PROBLEM DETAILS: Every record below is to be retyped exactly, with any pictures left out.

Entries from a dataset of interfaces:
*** Begin section ***

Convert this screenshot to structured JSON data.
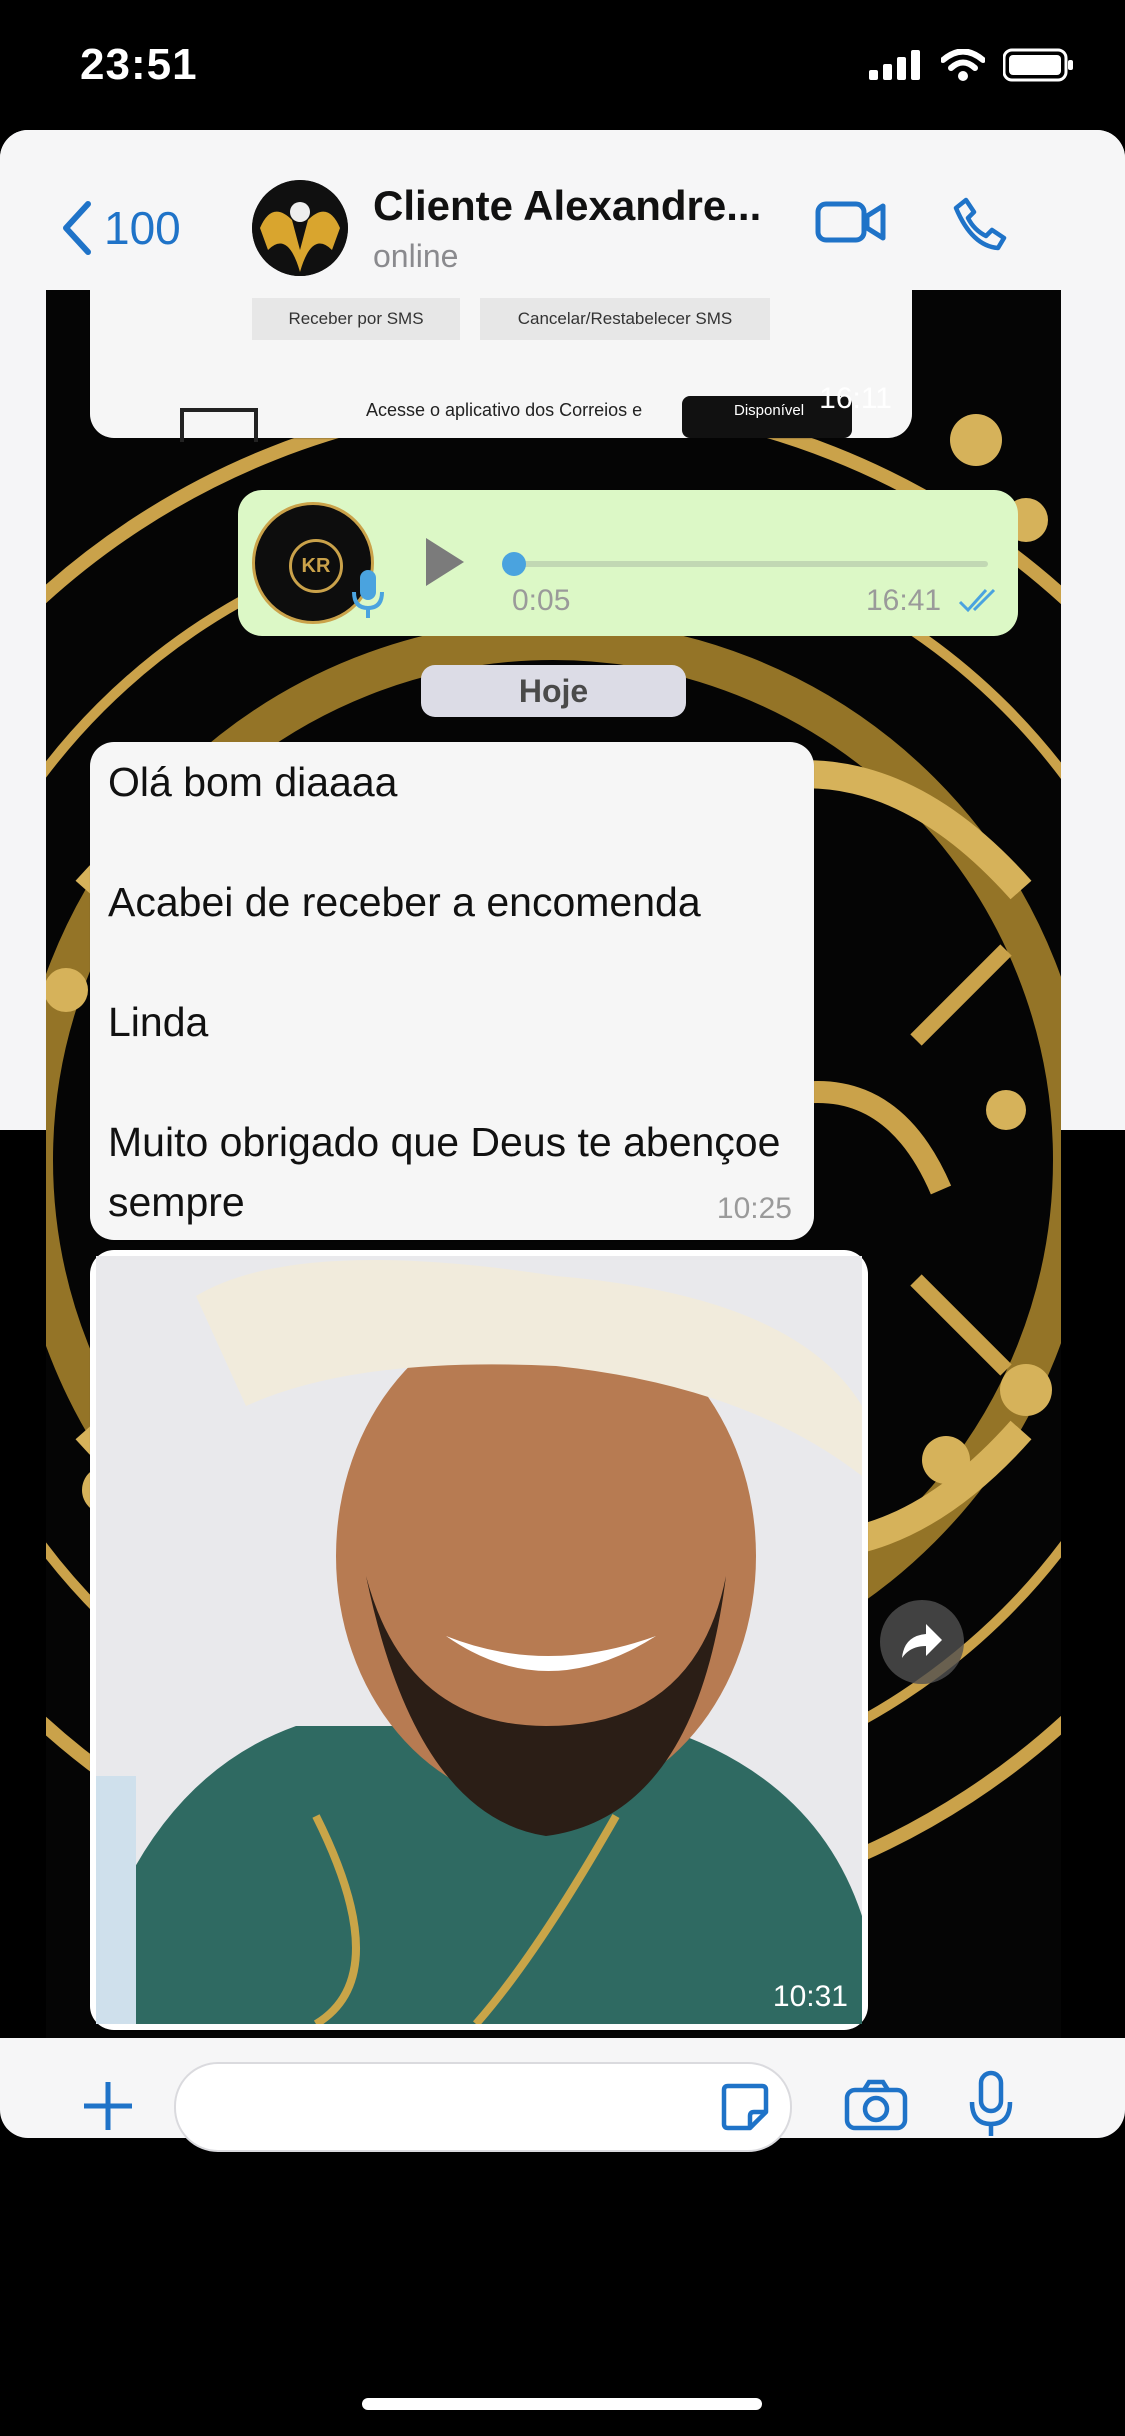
{
  "status": {
    "time": "23:51"
  },
  "nav": {
    "back_count": "100",
    "contact_name": "Cliente Alexandre...",
    "presence": "online"
  },
  "messages": {
    "image_top": {
      "button_sms": "Receber por SMS",
      "button_cancel": "Cancelar/Restabelecer SMS",
      "footer_text": "Acesse o aplicativo dos Correios e",
      "badge": "Disponível",
      "time": "16:11"
    },
    "voice": {
      "duration": "0:05",
      "time": "16:41",
      "avatar_text": "KR"
    },
    "date_separator": "Hoje",
    "text_in": {
      "text": "Olá bom diaaaa\n\nAcabei de receber a encomenda\n\nLinda\n\nMuito obrigado que Deus te abençoe sempre",
      "time": "10:25"
    },
    "photo": {
      "time": "10:31"
    }
  },
  "colors": {
    "accent": "#1f73c8",
    "outgoing": "#dcf8c6",
    "incoming": "#f6f6f6",
    "gold": "#caa24a"
  },
  "icons": [
    "chevron-left-icon",
    "video-call-icon",
    "phone-icon",
    "mic-icon",
    "play-icon",
    "double-check-icon",
    "forward-icon",
    "plus-icon",
    "sticker-icon",
    "camera-icon",
    "microphone-icon"
  ]
}
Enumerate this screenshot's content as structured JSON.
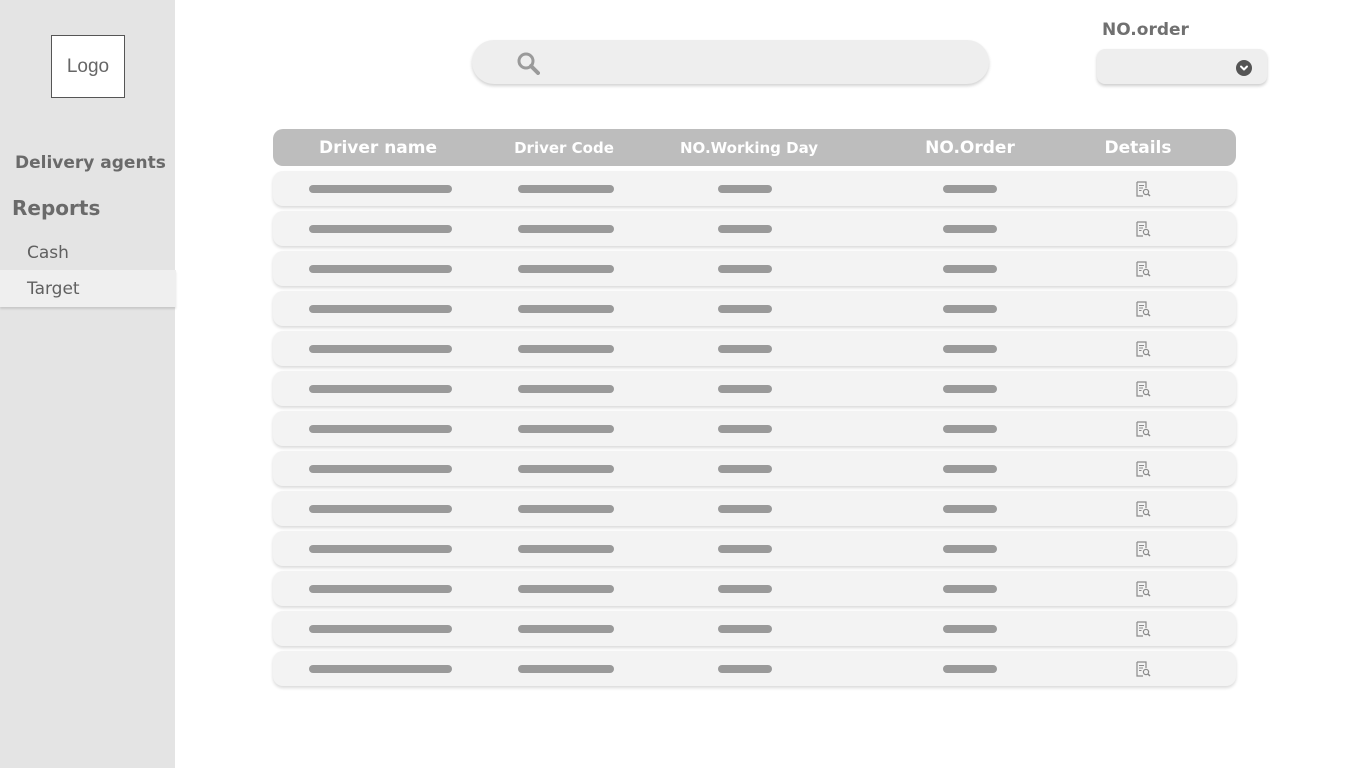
{
  "sidebar": {
    "logo": "Logo",
    "section": "Delivery agents",
    "reports": "Reports",
    "items": [
      {
        "label": "Cash",
        "active": false
      },
      {
        "label": "Target",
        "active": true
      }
    ]
  },
  "search": {
    "placeholder": "",
    "icon": "search-icon"
  },
  "order_filter": {
    "label": "NO.order",
    "selected": "",
    "icon": "chevron-down-icon"
  },
  "table": {
    "headers": [
      "Driver name",
      "Driver Code",
      "NO.Working Day",
      "NO.Order",
      "Details"
    ],
    "row_count": 13,
    "row_icon": "document-search-icon"
  },
  "colors": {
    "sidebar_bg": "#e4e4e4",
    "header_bg": "#bdbdbd",
    "row_bg": "#f3f3f3",
    "placeholder_bar": "#9a9a9a"
  }
}
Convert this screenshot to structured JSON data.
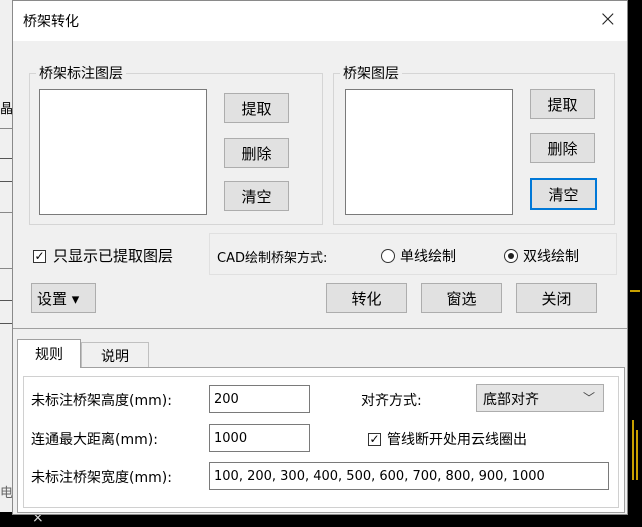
{
  "dialog": {
    "title": "桥架转化",
    "close_glyph": "×"
  },
  "layer_group": {
    "legend": "桥架标注图层",
    "extract": "提取",
    "delete": "删除",
    "clear": "清空"
  },
  "tray_group": {
    "legend": "桥架图层",
    "extract": "提取",
    "delete": "删除",
    "clear": "清空"
  },
  "options": {
    "only_extracted_label": "只显示已提取图层",
    "only_extracted_checked": true,
    "cad_mode_label": "CAD绘制桥架方式:",
    "single_line_label": "单线绘制",
    "double_line_label": "双线绘制",
    "selected_mode": "double"
  },
  "actions": {
    "settings": "设置 ▾",
    "convert": "转化",
    "window_select": "窗选",
    "close": "关闭"
  },
  "tabs": [
    {
      "label": "规则"
    },
    {
      "label": "说明"
    }
  ],
  "rules": {
    "height_label": "未标注桥架高度(mm):",
    "height_value": "200",
    "align_label": "对齐方式:",
    "align_value": "底部对齐",
    "distance_label": "连通最大距离(mm):",
    "distance_value": "1000",
    "cloud_label": "管线断开处用云线圈出",
    "cloud_checked": true,
    "width_label": "未标注桥架宽度(mm):",
    "width_value": "100, 200, 300, 400, 500, 600, 700, 800, 900, 1000"
  },
  "background": {
    "left_fragment": "晶",
    "left_fragment2": "电",
    "bottom_glyph": "×"
  }
}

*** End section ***

ANSWER SPACE:
Convert this screenshot to structured JSON data.
{
  "status": {
    "time": "23:51"
  },
  "nav": {
    "back_count": "100",
    "contact_name": "Cliente Alexandre...",
    "presence": "online"
  },
  "messages": {
    "image_top": {
      "button_sms": "Receber por SMS",
      "button_cancel": "Cancelar/Restabelecer SMS",
      "footer_text": "Acesse o aplicativo dos Correios e",
      "badge": "Disponível",
      "time": "16:11"
    },
    "voice": {
      "duration": "0:05",
      "time": "16:41",
      "avatar_text": "KR"
    },
    "date_separator": "Hoje",
    "text_in": {
      "text": "Olá bom diaaaa\n\nAcabei de receber a encomenda\n\nLinda\n\nMuito obrigado que Deus te abençoe sempre",
      "time": "10:25"
    },
    "photo": {
      "time": "10:31"
    }
  },
  "colors": {
    "accent": "#1f73c8",
    "outgoing": "#dcf8c6",
    "incoming": "#f6f6f6",
    "gold": "#caa24a"
  },
  "icons": [
    "chevron-left-icon",
    "video-call-icon",
    "phone-icon",
    "mic-icon",
    "play-icon",
    "double-check-icon",
    "forward-icon",
    "plus-icon",
    "sticker-icon",
    "camera-icon",
    "microphone-icon"
  ]
}
Enumerate this screenshot's content as structured JSON.
{
  "sidebar": {
    "logo": "Logo",
    "section": "Delivery agents",
    "reports": "Reports",
    "items": [
      {
        "label": "Cash",
        "active": false
      },
      {
        "label": "Target",
        "active": true
      }
    ]
  },
  "search": {
    "placeholder": "",
    "icon": "search-icon"
  },
  "order_filter": {
    "label": "NO.order",
    "selected": "",
    "icon": "chevron-down-icon"
  },
  "table": {
    "headers": [
      "Driver name",
      "Driver Code",
      "NO.Working Day",
      "NO.Order",
      "Details"
    ],
    "row_count": 13,
    "row_icon": "document-search-icon"
  },
  "colors": {
    "sidebar_bg": "#e4e4e4",
    "header_bg": "#bdbdbd",
    "row_bg": "#f3f3f3",
    "placeholder_bar": "#9a9a9a"
  }
}
Convert this screenshot to structured JSON data.
{
  "dialog": {
    "title": "桥架转化",
    "close_glyph": "×"
  },
  "layer_group": {
    "legend": "桥架标注图层",
    "extract": "提取",
    "delete": "删除",
    "clear": "清空"
  },
  "tray_group": {
    "legend": "桥架图层",
    "extract": "提取",
    "delete": "删除",
    "clear": "清空"
  },
  "options": {
    "only_extracted_label": "只显示已提取图层",
    "only_extracted_checked": true,
    "cad_mode_label": "CAD绘制桥架方式:",
    "single_line_label": "单线绘制",
    "double_line_label": "双线绘制",
    "selected_mode": "double"
  },
  "actions": {
    "settings": "设置 ▾",
    "convert": "转化",
    "window_select": "窗选",
    "close": "关闭"
  },
  "tabs": [
    {
      "label": "规则"
    },
    {
      "label": "说明"
    }
  ],
  "rules": {
    "height_label": "未标注桥架高度(mm):",
    "height_value": "200",
    "align_label": "对齐方式:",
    "align_value": "底部对齐",
    "distance_label": "连通最大距离(mm):",
    "distance_value": "1000",
    "cloud_label": "管线断开处用云线圈出",
    "cloud_checked": true,
    "width_label": "未标注桥架宽度(mm):",
    "width_value": "100, 200, 300, 400, 500, 600, 700, 800, 900, 1000"
  },
  "background": {
    "left_fragment": "晶",
    "left_fragment2": "电",
    "bottom_glyph": "×"
  }
}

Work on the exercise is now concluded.